--- MATERIALS PROVIDED Enclosed Below ---

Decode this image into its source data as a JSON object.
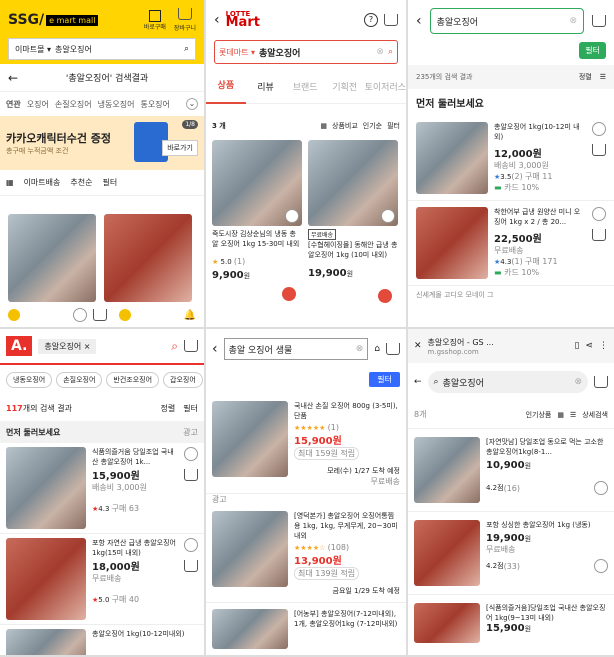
{
  "p1": {
    "brand": "SSG/",
    "brand2": "e mart mall",
    "icon1": "바로구매",
    "icon2": "장바구니",
    "store": "이마트몰 ▾",
    "search": "총알오징어",
    "result_title": "'총알오징어' 검색결과",
    "tag_label": "연관",
    "tags": [
      "오징어",
      "손질오징어",
      "냉동오징어",
      "통오징어"
    ],
    "banner_title": "카카오캐릭터수건 증정",
    "banner_sub": "총구매 누적금액 조건",
    "banner_btn": "바로가기",
    "banner_page": "1/8",
    "filter_items": [
      "이마트배송",
      "추천순",
      "필터"
    ]
  },
  "p2": {
    "logo_top": "LOTTE",
    "logo": "Mart",
    "search": "총알오징어",
    "store": "롯데마트 ▾",
    "tabs": [
      "상품",
      "리뷰",
      "브랜드",
      "기획전",
      "토이저러스"
    ],
    "count": "3 개",
    "sort": "상품비교",
    "sort2": "인기순",
    "sort3": "필터",
    "items": [
      {
        "title": "죽도시장 김상순님의 냉동 총알 오징어 1kg 15-30미 내외",
        "rating": "5.0",
        "reviews": "(1)",
        "price": "9,900",
        "unit": "원"
      },
      {
        "badge": "무료배송",
        "title": "[수협헤이징몰] 동해안 급냉 총알오징어 1kg (10미 내외)",
        "price": "19,900",
        "unit": "원"
      }
    ]
  },
  "p3": {
    "search": "총알오징어",
    "filter": "필터",
    "count": "235개의 검색 결과",
    "sort": "정렬",
    "section": "먼저 둘러보세요",
    "items": [
      {
        "title": "총알오징어 1kg(10-12미 내외)",
        "price": "12,000원",
        "ship": "배송비 3,000원",
        "rating": "3.5",
        "reviews": "(2)",
        "buy": "구매 11",
        "card": "카드 10%"
      },
      {
        "title": "착한어부 급냉 원양산 미니 오징어 1kg x 2 / 총 20...",
        "price": "22,500원",
        "ship": "무료배송",
        "rating": "4.3",
        "reviews": "(1)",
        "buy": "구매 171",
        "card": "카드 10%"
      }
    ],
    "more": "신세계몰 고디오 모네이 그"
  },
  "p4": {
    "logo": "A.",
    "chip": "총알오징어",
    "chips": [
      "냉동오징어",
      "손질오징어",
      "반건조오징어",
      "갑오징어"
    ],
    "count": "117",
    "count_suffix": "개의 검색 결과",
    "sort": "정렬",
    "filter": "필터",
    "section": "먼저 둘러보세요",
    "ad": "광고",
    "items": [
      {
        "title": "식품의즐거움 당일조업 국내산 총알오징어 1k...",
        "price": "15,900원",
        "ship": "배송비 3,000원",
        "rating": "4.3",
        "buy": "구매 63"
      },
      {
        "title": "포항 자연산 급냉 총알오징어 1kg(15미 내외)",
        "price": "18,000원",
        "ship": "무료배송",
        "rating": "5.0",
        "buy": "구매 40"
      },
      {
        "title": "총알오징어 1kg(10-12미내외)",
        "price": ""
      }
    ]
  },
  "p5": {
    "search": "총알 오징어 생물",
    "filter": "필터",
    "items": [
      {
        "title": "국내산 손질 오징어 800g (3-5미), 단품",
        "reviews": "(1)",
        "price": "15,900원",
        "reward": "최대 159원 적립",
        "delivery": "모레(수) 1/27 도착 예정",
        "free": "무료배송",
        "ad": "광고"
      },
      {
        "title": "[영덕본가] 총알오징어 오징어통찜용 1kg, 1kg, 무게무게, 20~30미내외",
        "reviews": "(108)",
        "price": "13,900원",
        "reward": "최대 139원 적립",
        "delivery": "금요일 1/29 도착 예정"
      },
      {
        "title": "[어농부] 총알오징어(7-12미내외), 1개, 총알오징어1kg (7-12미내외)",
        "price": ""
      }
    ]
  },
  "p6": {
    "tab_title": "총알오징어 - GS ...",
    "tab_url": "m.gsshop.com",
    "search": "총알오징어",
    "count": "8개",
    "sort": "인기상품",
    "detail": "상세검색",
    "items": [
      {
        "title": "[자연맛남] 당일조업 동으로 먹는 고소한 총알오징어1kg(8-1...",
        "price": "10,900",
        "unit": "원",
        "rating": "4.2점",
        "reviews": "(16)"
      },
      {
        "title": "포항 싱싱한 총알오징어 1kg (냉동)",
        "price": "19,900",
        "unit": "원",
        "ship": "무료배송",
        "rating": "4.2점",
        "reviews": "(33)"
      },
      {
        "title": "[식품의즐거움]당일조업 국내산 총알오징어 1kg(9~13미 내외)",
        "price": "15,900",
        "unit": "원"
      }
    ]
  }
}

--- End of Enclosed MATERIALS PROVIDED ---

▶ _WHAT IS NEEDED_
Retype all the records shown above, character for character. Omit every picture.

▶ _SOLUTION FOR THIS PROBLEM_
Decode this image into its source data as a JSON object.
{
  "p1": {
    "brand": "SSG/",
    "brand2": "e mart mall",
    "icon1": "바로구매",
    "icon2": "장바구니",
    "store": "이마트몰 ▾",
    "search": "총알오징어",
    "result_title": "'총알오징어' 검색결과",
    "tag_label": "연관",
    "tags": [
      "오징어",
      "손질오징어",
      "냉동오징어",
      "통오징어"
    ],
    "banner_title": "카카오캐릭터수건 증정",
    "banner_sub": "총구매 누적금액 조건",
    "banner_btn": "바로가기",
    "banner_page": "1/8",
    "filter_items": [
      "이마트배송",
      "추천순",
      "필터"
    ]
  },
  "p2": {
    "logo_top": "LOTTE",
    "logo": "Mart",
    "search": "총알오징어",
    "store": "롯데마트 ▾",
    "tabs": [
      "상품",
      "리뷰",
      "브랜드",
      "기획전",
      "토이저러스"
    ],
    "count": "3 개",
    "sort": "상품비교",
    "sort2": "인기순",
    "sort3": "필터",
    "items": [
      {
        "title": "죽도시장 김상순님의 냉동 총알 오징어 1kg 15-30미 내외",
        "rating": "5.0",
        "reviews": "(1)",
        "price": "9,900",
        "unit": "원"
      },
      {
        "badge": "무료배송",
        "title": "[수협헤이징몰] 동해안 급냉 총알오징어 1kg (10미 내외)",
        "price": "19,900",
        "unit": "원"
      }
    ]
  },
  "p3": {
    "search": "총알오징어",
    "filter": "필터",
    "count": "235개의 검색 결과",
    "sort": "정렬",
    "section": "먼저 둘러보세요",
    "items": [
      {
        "title": "총알오징어 1kg(10-12미 내외)",
        "price": "12,000원",
        "ship": "배송비 3,000원",
        "rating": "3.5",
        "reviews": "(2)",
        "buy": "구매 11",
        "card": "카드 10%"
      },
      {
        "title": "착한어부 급냉 원양산 미니 오징어 1kg x 2 / 총 20...",
        "price": "22,500원",
        "ship": "무료배송",
        "rating": "4.3",
        "reviews": "(1)",
        "buy": "구매 171",
        "card": "카드 10%"
      }
    ],
    "more": "신세계몰 고디오 모네이 그"
  },
  "p4": {
    "logo": "A.",
    "chip": "총알오징어",
    "chips": [
      "냉동오징어",
      "손질오징어",
      "반건조오징어",
      "갑오징어"
    ],
    "count": "117",
    "count_suffix": "개의 검색 결과",
    "sort": "정렬",
    "filter": "필터",
    "section": "먼저 둘러보세요",
    "ad": "광고",
    "items": [
      {
        "title": "식품의즐거움 당일조업 국내산 총알오징어 1k...",
        "price": "15,900원",
        "ship": "배송비 3,000원",
        "rating": "4.3",
        "buy": "구매 63"
      },
      {
        "title": "포항 자연산 급냉 총알오징어 1kg(15미 내외)",
        "price": "18,000원",
        "ship": "무료배송",
        "rating": "5.0",
        "buy": "구매 40"
      },
      {
        "title": "총알오징어 1kg(10-12미내외)",
        "price": ""
      }
    ]
  },
  "p5": {
    "search": "총알 오징어 생물",
    "filter": "필터",
    "items": [
      {
        "title": "국내산 손질 오징어 800g (3-5미), 단품",
        "reviews": "(1)",
        "price": "15,900원",
        "reward": "최대 159원 적립",
        "delivery": "모레(수) 1/27 도착 예정",
        "free": "무료배송",
        "ad": "광고"
      },
      {
        "title": "[영덕본가] 총알오징어 오징어통찜용 1kg, 1kg, 무게무게, 20~30미내외",
        "reviews": "(108)",
        "price": "13,900원",
        "reward": "최대 139원 적립",
        "delivery": "금요일 1/29 도착 예정"
      },
      {
        "title": "[어농부] 총알오징어(7-12미내외), 1개, 총알오징어1kg (7-12미내외)",
        "price": ""
      }
    ]
  },
  "p6": {
    "tab_title": "총알오징어 - GS ...",
    "tab_url": "m.gsshop.com",
    "search": "총알오징어",
    "count": "8개",
    "sort": "인기상품",
    "detail": "상세검색",
    "items": [
      {
        "title": "[자연맛남] 당일조업 동으로 먹는 고소한 총알오징어1kg(8-1...",
        "price": "10,900",
        "unit": "원",
        "rating": "4.2점",
        "reviews": "(16)"
      },
      {
        "title": "포항 싱싱한 총알오징어 1kg (냉동)",
        "price": "19,900",
        "unit": "원",
        "ship": "무료배송",
        "rating": "4.2점",
        "reviews": "(33)"
      },
      {
        "title": "[식품의즐거움]당일조업 국내산 총알오징어 1kg(9~13미 내외)",
        "price": "15,900",
        "unit": "원"
      }
    ]
  }
}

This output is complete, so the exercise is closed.